In other words, much of modern writing and the subsequent education which embraced it reflected “male gaze.” It’s what Carla Lonzi rejected in the late 1960s but didn’t yet have a concise theory to express her perspective. Laura Mulvey fleshed out her theory of “male gaze” in her 1975 essay “Visual Pleasure and Narrative Cinema.”

What you read in romance written primarily by women authors may be an unconscious rejection of the male gaze. In some cases it’s a pointed rejection — the smut and clothes serve female gaze not served elsewhere, and the authors knowingly include it though they may call it “fan service” to do so. And the excess of free indirect speech is an embrace of what women experience, their tendency to overthink everything in a world which punishes them for failing to fit a model mold. There are a plethora of memes about women overthinking:

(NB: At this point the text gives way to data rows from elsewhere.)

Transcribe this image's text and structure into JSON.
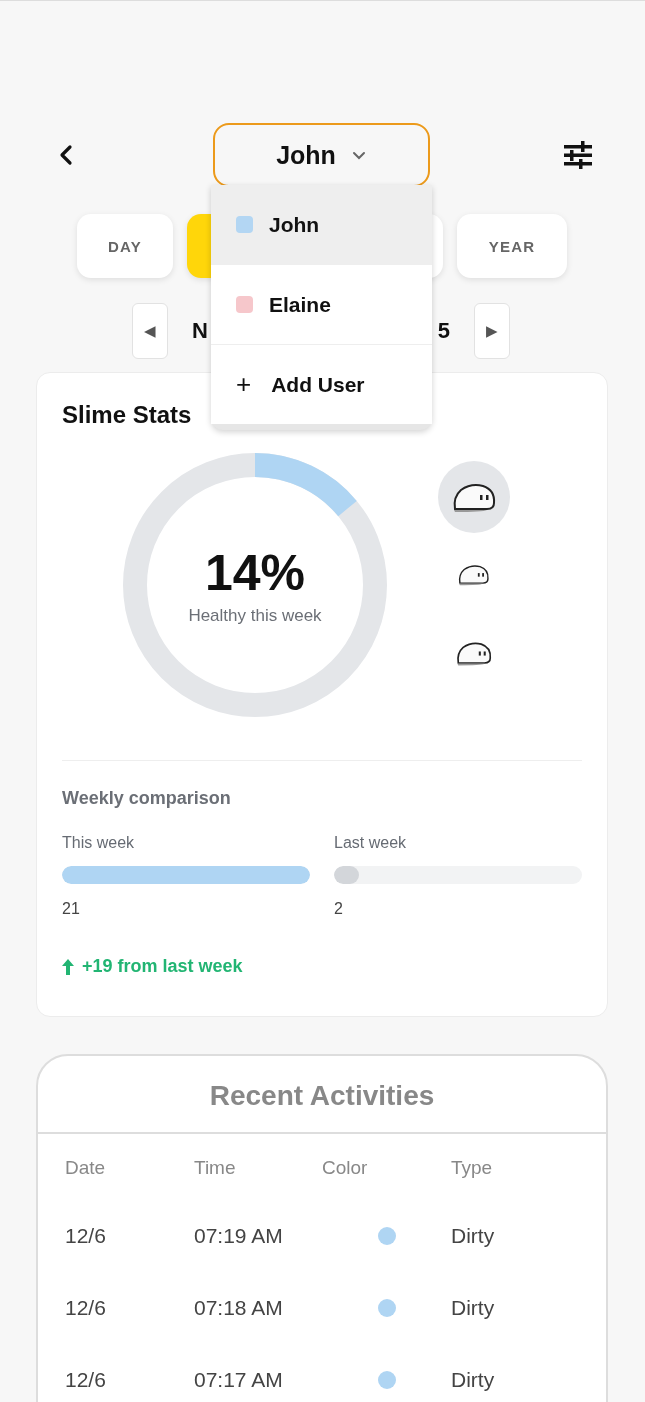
{
  "header": {
    "user": "John"
  },
  "user_menu": {
    "items": [
      {
        "kind": "user",
        "label": "John",
        "color": "#b3d6f3",
        "selected": true
      },
      {
        "kind": "user",
        "label": "Elaine",
        "color": "#f6c7cb",
        "selected": false
      },
      {
        "kind": "add",
        "icon": "+",
        "label": "Add User",
        "selected": false
      }
    ]
  },
  "period_tabs": [
    {
      "label": "DAY",
      "selected": false
    },
    {
      "selected": true
    },
    {
      "selected": false
    },
    {
      "label": "YEAR",
      "selected": false
    }
  ],
  "date_nav": {
    "prev": "◀",
    "label_start": "N",
    "label_end": "5",
    "next": "▶"
  },
  "slime_stats": {
    "title": "Slime Stats",
    "percent": "14%",
    "caption": "Healthy this week",
    "level": 0.14,
    "slimes": [
      {
        "selected": true
      },
      {
        "selected": false
      },
      {
        "selected": false
      }
    ],
    "comparison": {
      "title": "Weekly comparison",
      "bars": [
        {
          "label": "This week",
          "value": "21",
          "level": 1.0,
          "color": "#afd5f3"
        },
        {
          "label": "Last week",
          "value": "2",
          "level": 0.1,
          "color": "#d3d6da"
        }
      ],
      "change": "+19 from last week"
    }
  },
  "recent_activities": {
    "title": "Recent Activities",
    "columns": [
      "Date",
      "Time",
      "Color",
      "Type"
    ],
    "rows": [
      {
        "date": "12/6",
        "time": "07:19 AM",
        "color": "#afd5f3",
        "type": "Dirty"
      },
      {
        "date": "12/6",
        "time": "07:18 AM",
        "color": "#afd5f3",
        "type": "Dirty"
      },
      {
        "date": "12/6",
        "time": "07:17 AM",
        "color": "#afd5f3",
        "type": "Dirty"
      }
    ]
  }
}
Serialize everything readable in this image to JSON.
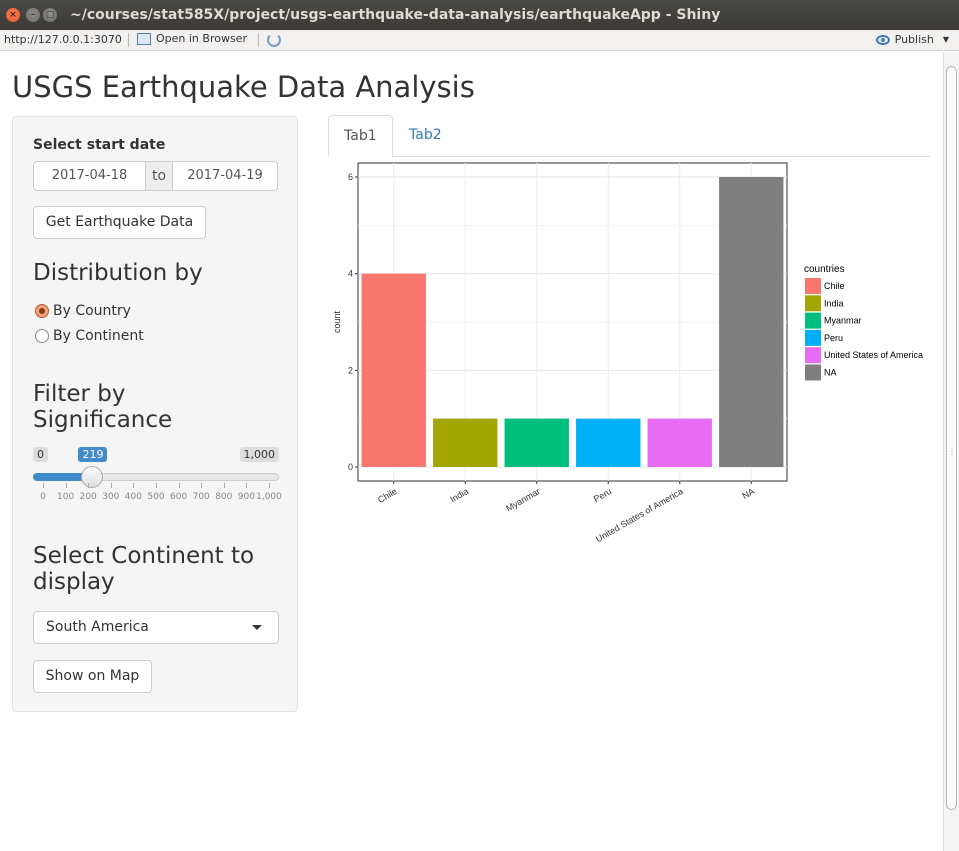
{
  "window": {
    "title": "~/courses/stat585X/project/usgs-earthquake-data-analysis/earthquakeApp - Shiny",
    "close_glyph": "×",
    "min_glyph": "–",
    "max_glyph": "□"
  },
  "urlbar": {
    "url": "http://127.0.0.1:3070",
    "open_browser": "Open in Browser",
    "publish": "Publish"
  },
  "app": {
    "title": "USGS Earthquake Data Analysis"
  },
  "sidebar": {
    "start_date_label": "Select start date",
    "date_start": "2017-04-18",
    "date_to": "to",
    "date_end": "2017-04-19",
    "get_data_button": "Get Earthquake Data",
    "distribution_heading": "Distribution by",
    "radio_country": "By Country",
    "radio_continent": "By Continent",
    "filter_heading": "Filter by Significance",
    "slider": {
      "min_label": "0",
      "max_label": "1,000",
      "value_label": "219",
      "value": 219,
      "min": 0,
      "max": 1000,
      "ticks": [
        "0",
        "100",
        "200",
        "300",
        "400",
        "500",
        "600",
        "700",
        "800",
        "900",
        "1,000"
      ]
    },
    "continent_heading": "Select Continent to display",
    "continent_selected": "South America",
    "show_map_button": "Show on Map"
  },
  "tabs": [
    {
      "label": "Tab1",
      "active": true
    },
    {
      "label": "Tab2",
      "active": false
    }
  ],
  "colors": {
    "accent": "#428bca",
    "tab_link": "#337ab7"
  },
  "chart_data": {
    "type": "bar",
    "categories": [
      "Chile",
      "India",
      "Myanmar",
      "Peru",
      "United States of America",
      "NA"
    ],
    "values": [
      4,
      1,
      1,
      1,
      1,
      6
    ],
    "colors": [
      "#F8766D",
      "#A3A500",
      "#00BF7D",
      "#00B0F6",
      "#E76BF3",
      "#7F7F7F"
    ],
    "ylabel": "count",
    "xlabel": "",
    "ylim": [
      0,
      6
    ],
    "yticks": [
      "0",
      "2",
      "4",
      "6"
    ],
    "grid": true,
    "legend": {
      "title": "countries",
      "position": "right",
      "entries": [
        "Chile",
        "India",
        "Myanmar",
        "Peru",
        "United States of America",
        "NA"
      ]
    }
  }
}
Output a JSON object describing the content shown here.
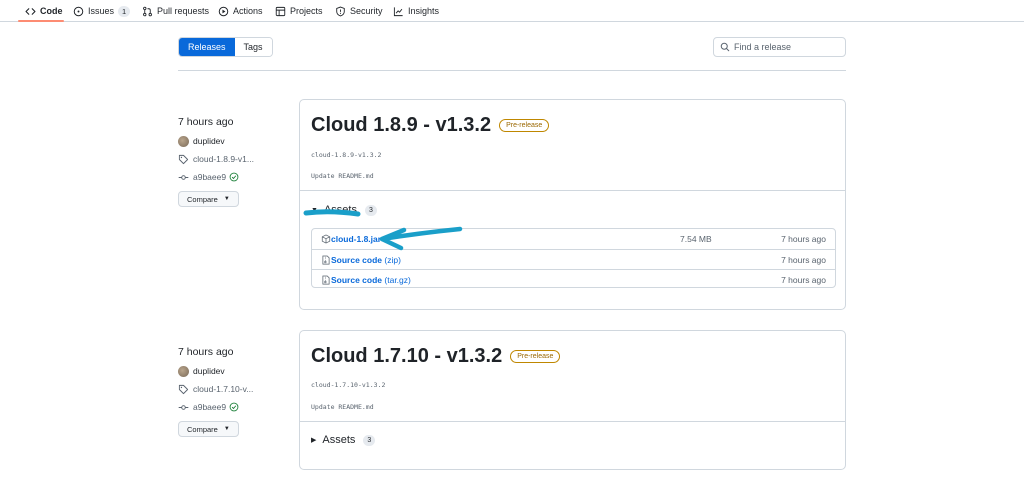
{
  "nav": {
    "tabs": [
      {
        "label": "Code",
        "icon": "code-icon",
        "active": true
      },
      {
        "label": "Issues",
        "icon": "issue-icon",
        "count": "1"
      },
      {
        "label": "Pull requests",
        "icon": "pull-request-icon"
      },
      {
        "label": "Actions",
        "icon": "play-icon"
      },
      {
        "label": "Projects",
        "icon": "table-icon"
      },
      {
        "label": "Security",
        "icon": "shield-icon"
      },
      {
        "label": "Insights",
        "icon": "graph-icon"
      }
    ],
    "active_color": "#fd8c73"
  },
  "subnav": {
    "releases_label": "Releases",
    "tags_label": "Tags",
    "search_placeholder": "Find a release"
  },
  "releases": [
    {
      "time": "7 hours ago",
      "author": "duplidev",
      "tag": "cloud-1.8.9-v1...",
      "commit": "a9baee9",
      "compare_label": "Compare",
      "title": "Cloud 1.8.9 - v1.3.2",
      "badge": "Pre-release",
      "tag_full": "cloud-1.8.9-v1.3.2",
      "body": "Update README.md",
      "assets_label": "Assets",
      "assets_count": "3",
      "assets_expanded": true,
      "assets": [
        {
          "icon": "package-icon",
          "name": "cloud-1.8.jar",
          "ext": "",
          "size": "7.54 MB",
          "time": "7 hours ago"
        },
        {
          "icon": "file-zip-icon",
          "name": "Source code",
          "ext": "(zip)",
          "size": "",
          "time": "7 hours ago"
        },
        {
          "icon": "file-zip-icon",
          "name": "Source code",
          "ext": "(tar.gz)",
          "size": "",
          "time": "7 hours ago"
        }
      ]
    },
    {
      "time": "7 hours ago",
      "author": "duplidev",
      "tag": "cloud-1.7.10-v...",
      "commit": "a9baee9",
      "compare_label": "Compare",
      "title": "Cloud 1.7.10 - v1.3.2",
      "badge": "Pre-release",
      "tag_full": "cloud-1.7.10-v1.3.2",
      "body": "Update README.md",
      "assets_label": "Assets",
      "assets_count": "3",
      "assets_expanded": false
    }
  ],
  "colors": {
    "accent": "#0969da",
    "border": "#d0d7de",
    "badge": "#bf8700",
    "annotation": "#1a9fc9",
    "check": "#1a7f37"
  }
}
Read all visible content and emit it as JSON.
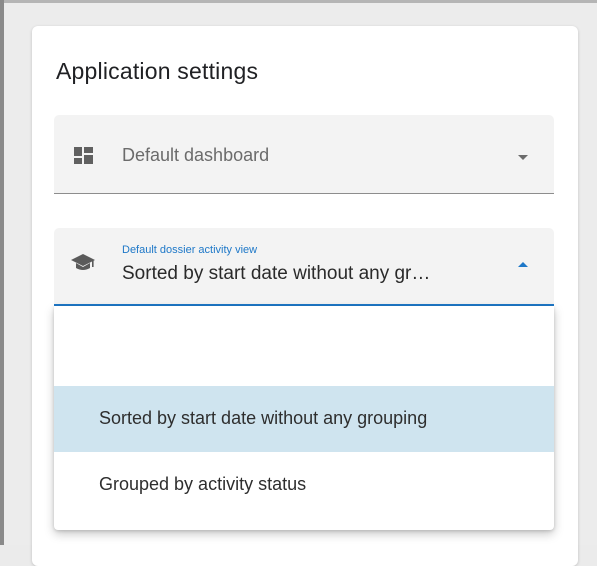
{
  "card": {
    "title": "Application settings"
  },
  "default_dashboard": {
    "label": "Default dashboard",
    "icon": "dashboard-icon",
    "expanded": false
  },
  "activity_view": {
    "floating_label": "Default dossier activity view",
    "value": "Sorted by start date without any gr…",
    "icon": "graduation-cap-icon",
    "expanded": true
  },
  "menu": {
    "options": [
      {
        "label": ""
      },
      {
        "label": "Sorted by start date without any grouping",
        "selected": true
      },
      {
        "label": "Grouped by activity status",
        "selected": false
      }
    ]
  },
  "colors": {
    "accent": "#1e78c8",
    "selected_bg": "#cfe4ef",
    "field_bg": "#f3f3f3"
  }
}
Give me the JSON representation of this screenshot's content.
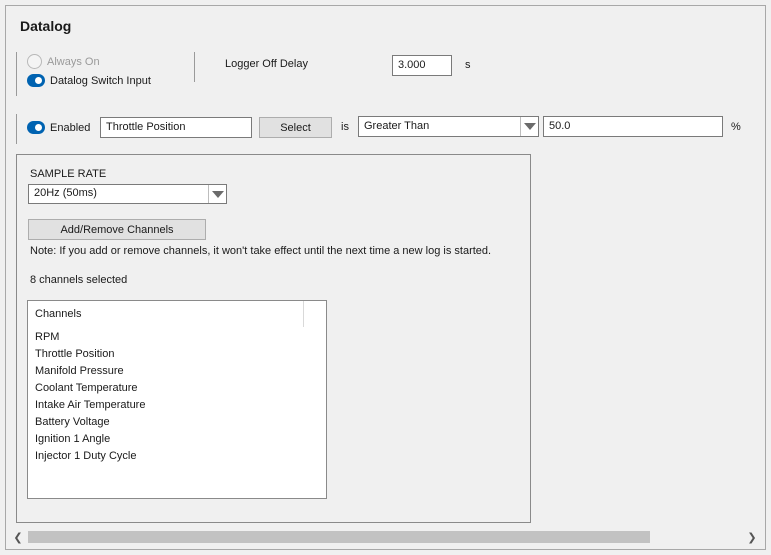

Women spend more time thinking about what men are thinking than men actually spend time thinking.

Perhaps women authors are ready to turn a corner, though, because they don’t need to overthink what’s finally given to them.

It’s taken since Mulvey’s essay for TV/film industry to fully embrace serving female gaze. STARZ’s Outlander series is one example as is Netflix’s Bridgerton, both of which are based on period fiction with the latter far more inclusive. So sorry, you may have to bear with more bare male ass and proportionally less heaving female bosoms in both.

Well. According to the Wikipedia entry on male gaze, there is some agreement with Rayne about Austen’s use of free indirect speech. That seems wrong to me; as I said, I see the form as the omniscient narrator, and frequently a delightful character. But we can disagree about that without disturbing the main points about gendered writing.


Here’s a good site with tons of reviews of romance novels of all types.

It’s Summer without Covid-19. Let’s enjoy all of it.